Sales of hand sanitizers have skyrocketed since the start of the outbreak of the novel coronavirus in Wuhan, the fifth biggest city in China, late last year.
Supermarket shelves have been stripped bare of hand sanitizers. The North America hand sanitizer market alone is expected to grow at a considerable rate and account for a market value of US$2.08 billion at the end of 2025.
Washing with warm water and soap remains the gold standard for hand hygiene and preventing the spread of infectious diseases, such as COVID-19. Washing with warm water (not cold water) and soap removes oils from hands that can harbour microbes.
With all that a child does in a day, it can be tricky to make sure their hands are clean. But making it habitual, and making it fun, can reinforce a positive routine that can last a lifetime. Sing, set a timer, make it a game – there’s plenty of fun to be found in #handwashing! pic.twitter.com/VwOyg5N4LK
— UNICEF New Zealand (@UNICEFNZ) May 10, 2020
Hand sanitizers can also protect against disease-causing microbes, especially in situations when soap and water is not available. Hand sanitizers come in gel, liquid, spray-on and wipes.
In the US, the Trump Administration’s Therapeutic Goods Administration (TGA) relaxed regulations on the manufacture of medical-grade (or therapeutic) hand sanitizer to allow businesses, including boutique wineries, breweries and distilleries to produce alcohol to make medical-grade hand sanitizer without TGA approval or notification.
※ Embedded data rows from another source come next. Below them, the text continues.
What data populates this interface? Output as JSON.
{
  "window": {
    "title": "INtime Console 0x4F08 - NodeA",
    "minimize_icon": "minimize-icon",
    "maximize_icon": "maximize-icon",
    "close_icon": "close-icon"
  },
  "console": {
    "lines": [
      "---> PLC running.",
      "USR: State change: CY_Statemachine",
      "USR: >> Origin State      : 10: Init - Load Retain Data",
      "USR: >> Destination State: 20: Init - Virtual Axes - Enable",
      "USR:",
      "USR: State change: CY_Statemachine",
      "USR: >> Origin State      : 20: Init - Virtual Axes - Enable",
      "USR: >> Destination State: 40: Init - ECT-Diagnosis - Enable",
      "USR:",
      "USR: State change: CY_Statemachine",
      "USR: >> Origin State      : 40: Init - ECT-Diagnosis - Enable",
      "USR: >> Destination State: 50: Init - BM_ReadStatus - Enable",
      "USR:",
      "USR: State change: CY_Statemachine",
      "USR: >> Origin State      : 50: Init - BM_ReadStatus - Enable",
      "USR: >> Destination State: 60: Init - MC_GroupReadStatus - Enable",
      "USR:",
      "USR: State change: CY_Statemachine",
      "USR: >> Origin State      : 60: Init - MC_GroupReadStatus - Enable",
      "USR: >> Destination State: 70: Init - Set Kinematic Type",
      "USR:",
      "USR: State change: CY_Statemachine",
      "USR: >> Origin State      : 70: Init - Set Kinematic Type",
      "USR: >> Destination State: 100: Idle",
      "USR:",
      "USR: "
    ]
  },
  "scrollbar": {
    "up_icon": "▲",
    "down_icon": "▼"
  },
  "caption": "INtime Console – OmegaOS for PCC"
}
These businesses have to follow recipes developed by the World Health Organization (WHO) resulting in formulations containing 80% ethanol or 75% isopropyl alcohol, both effective against the COVID-19 virus.
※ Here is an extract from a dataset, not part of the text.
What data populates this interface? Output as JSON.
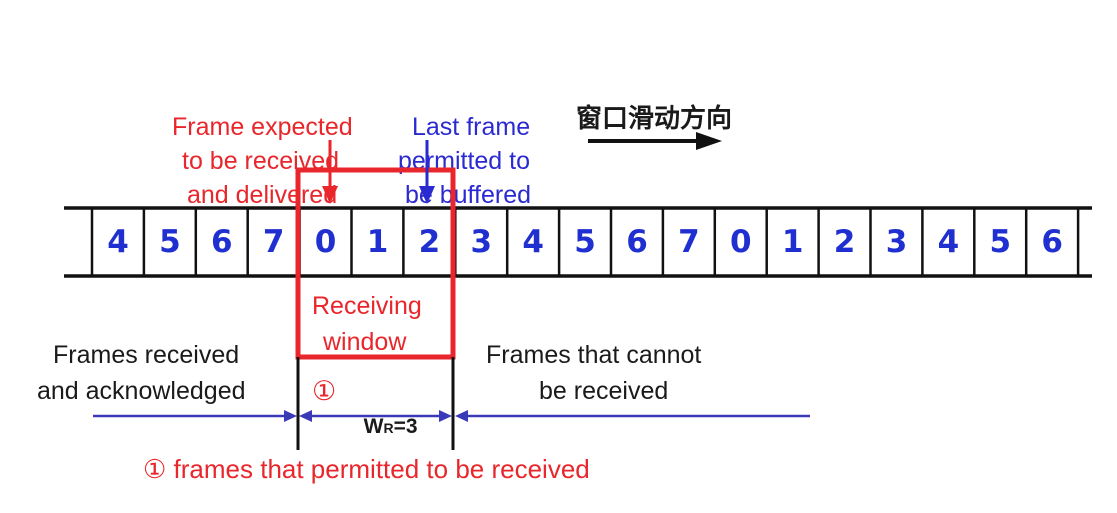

However, the requirement to follow the WHO formulations does not apply to common hand sanitizers found in the same shops.
Products that are for personal or domestic use, with no claims of effectiveness against viruses and use low-risk ingredients, are categorised as cosmetics.
Cosmetic hand sanitizers are not required to contain the requisite percentage of alcohol to be effective against the COVID-19 virus.
Dr Marco Rizzi, from the University of Western Australia Law School, Professor Jeannie Paterson of University of Melbourne, Professor Elise Bant and researcher Alex Jane from the University of Melbourne are all working together to highlight the dangers.
Dr Rizzi told Medical Express that given the current high demand for hand sanitizers, consumer knowledge of the distinction between ‘cosmetic’ and ‘therapeutic’ sanitizers was crucial.
“We’ve expressed concerns about some sanitizers’ effectiveness against COVID-19, and the fact that some may kill germs but not necessarily viruses – this information isn’t always clear,” Dr Rizzi said.
“It is also unclear whether cosmetic sanitizers have the requisite percentage of alcohol to effectively protect against COVID-19. While these brands are required to label their products with their ingredients, it is not required that the percentage of alcohol used is included.
“This includes many popular brands that claim effectiveness against 99.9% of germs, however these germs may not include viruses like COVID-19.”
The best and most consistent way of preventing the spread of the coronavirus – and reducing your risk of contracting it – remains washing your hands with soap and water as a first choice, and avoiding touching your face as much as possible.
— Mercy Corps (@mercycorps) May 11, 2020